=== Section Start ===
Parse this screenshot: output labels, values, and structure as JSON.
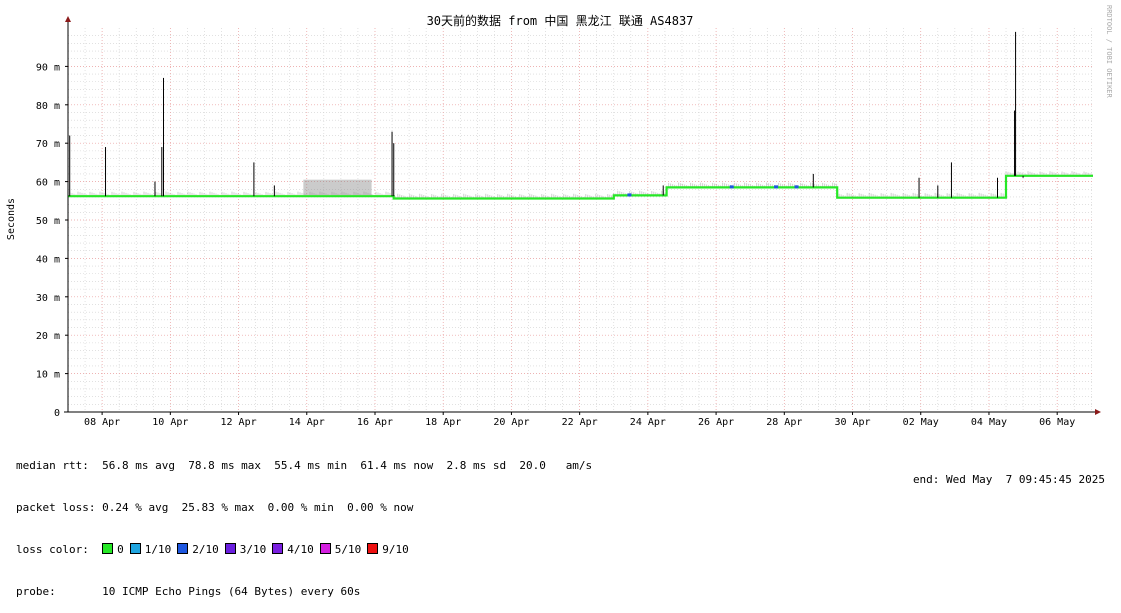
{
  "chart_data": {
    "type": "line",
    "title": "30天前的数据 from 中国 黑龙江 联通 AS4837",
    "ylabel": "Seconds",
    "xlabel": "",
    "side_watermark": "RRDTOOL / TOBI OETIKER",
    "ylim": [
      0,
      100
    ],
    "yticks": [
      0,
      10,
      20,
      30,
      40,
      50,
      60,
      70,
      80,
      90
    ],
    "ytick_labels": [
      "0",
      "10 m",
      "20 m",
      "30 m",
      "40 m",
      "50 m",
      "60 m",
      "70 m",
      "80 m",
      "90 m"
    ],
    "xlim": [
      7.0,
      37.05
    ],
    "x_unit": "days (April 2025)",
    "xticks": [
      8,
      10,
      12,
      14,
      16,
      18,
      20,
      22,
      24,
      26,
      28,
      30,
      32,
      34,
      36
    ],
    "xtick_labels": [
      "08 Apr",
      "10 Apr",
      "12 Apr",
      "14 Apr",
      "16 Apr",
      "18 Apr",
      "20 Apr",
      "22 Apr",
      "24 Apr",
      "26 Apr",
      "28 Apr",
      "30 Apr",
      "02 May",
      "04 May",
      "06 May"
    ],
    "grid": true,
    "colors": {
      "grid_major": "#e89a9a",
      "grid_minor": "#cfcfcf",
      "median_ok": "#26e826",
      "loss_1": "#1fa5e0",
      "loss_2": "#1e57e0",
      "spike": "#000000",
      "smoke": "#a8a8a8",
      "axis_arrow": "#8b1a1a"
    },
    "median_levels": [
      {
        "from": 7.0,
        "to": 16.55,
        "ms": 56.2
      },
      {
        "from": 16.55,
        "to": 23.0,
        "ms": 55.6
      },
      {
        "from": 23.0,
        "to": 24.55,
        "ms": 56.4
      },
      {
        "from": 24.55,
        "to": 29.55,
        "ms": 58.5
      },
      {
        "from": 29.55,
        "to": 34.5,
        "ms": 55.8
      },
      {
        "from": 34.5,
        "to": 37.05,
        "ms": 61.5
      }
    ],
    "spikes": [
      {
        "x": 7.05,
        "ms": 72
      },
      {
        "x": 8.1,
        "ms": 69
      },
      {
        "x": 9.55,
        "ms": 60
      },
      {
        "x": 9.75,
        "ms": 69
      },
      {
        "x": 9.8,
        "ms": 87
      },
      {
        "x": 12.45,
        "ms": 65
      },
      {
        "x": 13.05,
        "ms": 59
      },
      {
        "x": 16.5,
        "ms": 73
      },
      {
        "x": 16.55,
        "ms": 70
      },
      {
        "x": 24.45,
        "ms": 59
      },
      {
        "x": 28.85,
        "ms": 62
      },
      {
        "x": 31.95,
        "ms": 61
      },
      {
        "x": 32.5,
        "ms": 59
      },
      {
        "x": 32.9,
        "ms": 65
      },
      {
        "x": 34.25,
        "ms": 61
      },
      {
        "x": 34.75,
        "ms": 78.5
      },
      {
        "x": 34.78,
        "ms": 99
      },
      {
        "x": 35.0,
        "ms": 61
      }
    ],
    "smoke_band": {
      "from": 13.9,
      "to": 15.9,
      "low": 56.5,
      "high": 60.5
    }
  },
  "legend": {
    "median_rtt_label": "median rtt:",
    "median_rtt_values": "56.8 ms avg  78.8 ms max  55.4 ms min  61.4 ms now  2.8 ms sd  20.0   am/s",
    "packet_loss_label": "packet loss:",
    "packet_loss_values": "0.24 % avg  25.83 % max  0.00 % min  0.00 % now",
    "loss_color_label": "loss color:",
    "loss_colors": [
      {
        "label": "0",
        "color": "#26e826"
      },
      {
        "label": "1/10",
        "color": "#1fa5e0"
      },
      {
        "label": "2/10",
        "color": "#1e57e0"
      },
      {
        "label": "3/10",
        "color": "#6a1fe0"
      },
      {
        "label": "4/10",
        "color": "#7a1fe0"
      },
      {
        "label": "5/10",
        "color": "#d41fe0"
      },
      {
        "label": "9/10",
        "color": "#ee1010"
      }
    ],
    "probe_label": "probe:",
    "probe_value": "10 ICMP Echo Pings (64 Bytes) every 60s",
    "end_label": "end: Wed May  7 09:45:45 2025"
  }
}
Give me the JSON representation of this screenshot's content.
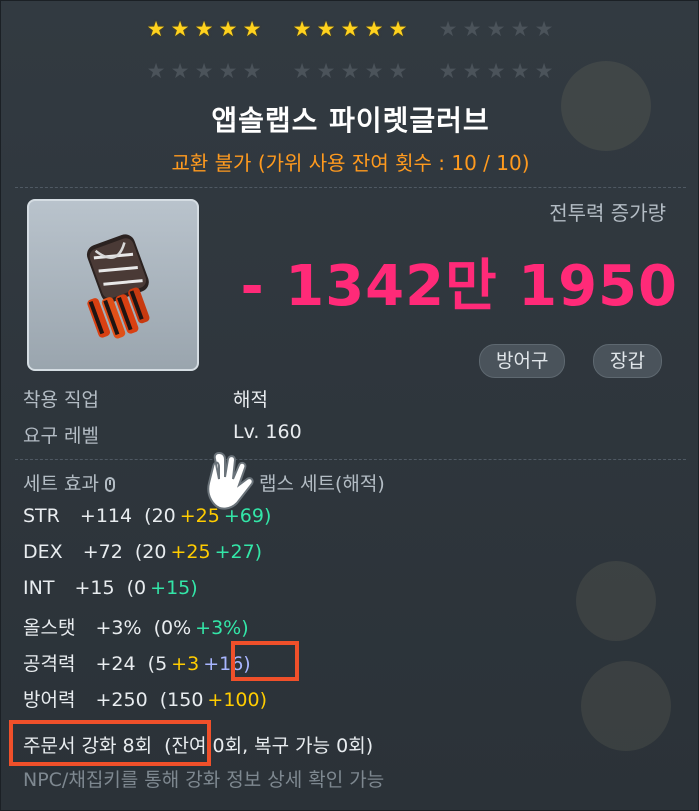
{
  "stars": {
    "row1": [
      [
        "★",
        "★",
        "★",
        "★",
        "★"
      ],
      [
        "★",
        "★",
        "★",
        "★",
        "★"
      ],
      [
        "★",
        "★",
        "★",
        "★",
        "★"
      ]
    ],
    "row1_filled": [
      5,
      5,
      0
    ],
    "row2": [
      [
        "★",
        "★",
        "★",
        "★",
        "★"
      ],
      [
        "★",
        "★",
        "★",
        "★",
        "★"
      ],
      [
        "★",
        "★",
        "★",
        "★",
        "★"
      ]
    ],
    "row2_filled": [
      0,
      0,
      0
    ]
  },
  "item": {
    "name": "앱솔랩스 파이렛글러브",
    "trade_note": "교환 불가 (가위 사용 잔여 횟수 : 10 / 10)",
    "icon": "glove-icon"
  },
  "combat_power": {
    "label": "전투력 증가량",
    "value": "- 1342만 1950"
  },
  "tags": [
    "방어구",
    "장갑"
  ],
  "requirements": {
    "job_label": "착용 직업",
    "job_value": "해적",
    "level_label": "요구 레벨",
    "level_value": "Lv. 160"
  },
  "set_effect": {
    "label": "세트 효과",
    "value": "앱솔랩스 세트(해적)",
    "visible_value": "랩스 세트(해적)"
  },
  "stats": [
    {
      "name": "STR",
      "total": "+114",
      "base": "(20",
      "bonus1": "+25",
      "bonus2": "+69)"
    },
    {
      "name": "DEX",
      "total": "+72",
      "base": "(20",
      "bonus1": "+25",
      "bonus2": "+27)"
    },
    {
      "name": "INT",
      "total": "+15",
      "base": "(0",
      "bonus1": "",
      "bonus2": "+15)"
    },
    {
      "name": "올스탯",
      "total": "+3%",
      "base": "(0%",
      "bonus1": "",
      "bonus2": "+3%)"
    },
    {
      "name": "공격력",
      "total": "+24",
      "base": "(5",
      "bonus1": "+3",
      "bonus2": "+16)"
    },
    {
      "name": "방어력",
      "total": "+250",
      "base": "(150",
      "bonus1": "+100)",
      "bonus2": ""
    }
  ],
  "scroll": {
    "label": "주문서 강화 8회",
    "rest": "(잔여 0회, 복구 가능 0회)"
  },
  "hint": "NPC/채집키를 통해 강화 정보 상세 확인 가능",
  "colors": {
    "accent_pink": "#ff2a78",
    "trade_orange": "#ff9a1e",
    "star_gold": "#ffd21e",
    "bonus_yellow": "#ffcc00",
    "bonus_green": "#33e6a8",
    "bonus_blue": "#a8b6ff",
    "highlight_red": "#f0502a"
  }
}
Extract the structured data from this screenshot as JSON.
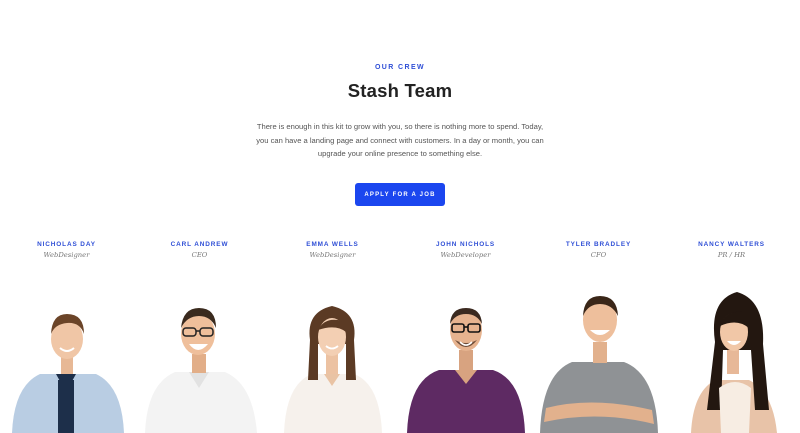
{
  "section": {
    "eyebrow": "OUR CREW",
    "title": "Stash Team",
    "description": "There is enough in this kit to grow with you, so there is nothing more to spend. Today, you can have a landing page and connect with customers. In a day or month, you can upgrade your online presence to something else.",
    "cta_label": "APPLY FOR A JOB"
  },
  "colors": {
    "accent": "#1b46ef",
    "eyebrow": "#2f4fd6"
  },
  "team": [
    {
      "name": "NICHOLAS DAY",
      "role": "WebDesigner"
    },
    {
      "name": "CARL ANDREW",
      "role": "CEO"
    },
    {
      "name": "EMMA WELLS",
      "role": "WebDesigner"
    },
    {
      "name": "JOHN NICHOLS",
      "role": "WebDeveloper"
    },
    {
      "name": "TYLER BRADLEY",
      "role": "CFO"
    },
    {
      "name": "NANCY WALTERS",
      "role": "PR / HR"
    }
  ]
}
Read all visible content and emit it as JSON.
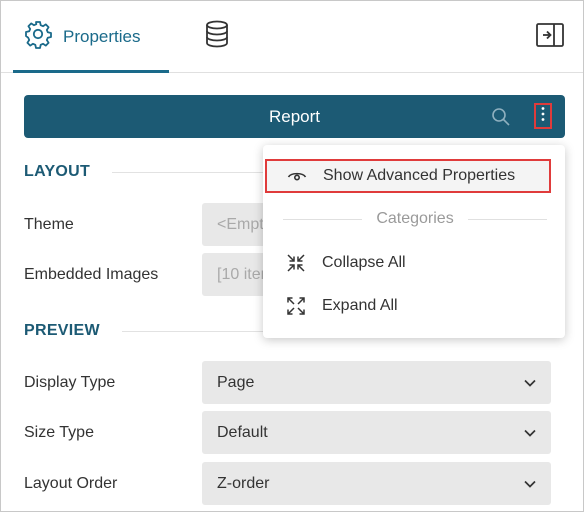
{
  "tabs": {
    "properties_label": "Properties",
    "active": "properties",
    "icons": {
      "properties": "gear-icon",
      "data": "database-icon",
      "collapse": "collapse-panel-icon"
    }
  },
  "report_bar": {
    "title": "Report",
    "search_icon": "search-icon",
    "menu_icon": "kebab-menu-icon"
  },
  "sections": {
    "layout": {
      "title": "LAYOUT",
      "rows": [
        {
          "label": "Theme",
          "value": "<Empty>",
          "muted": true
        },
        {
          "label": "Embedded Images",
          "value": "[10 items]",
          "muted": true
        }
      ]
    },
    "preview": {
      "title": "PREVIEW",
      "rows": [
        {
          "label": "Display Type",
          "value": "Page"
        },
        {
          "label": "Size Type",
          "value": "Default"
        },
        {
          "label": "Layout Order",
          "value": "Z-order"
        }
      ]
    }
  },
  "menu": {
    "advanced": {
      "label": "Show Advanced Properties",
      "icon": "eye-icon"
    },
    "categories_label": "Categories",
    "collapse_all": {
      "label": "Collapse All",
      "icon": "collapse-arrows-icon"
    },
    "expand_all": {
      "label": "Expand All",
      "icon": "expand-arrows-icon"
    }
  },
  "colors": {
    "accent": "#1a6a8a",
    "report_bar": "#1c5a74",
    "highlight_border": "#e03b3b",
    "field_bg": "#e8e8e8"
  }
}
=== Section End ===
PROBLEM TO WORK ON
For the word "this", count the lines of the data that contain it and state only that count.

YOUR SOLUTION
4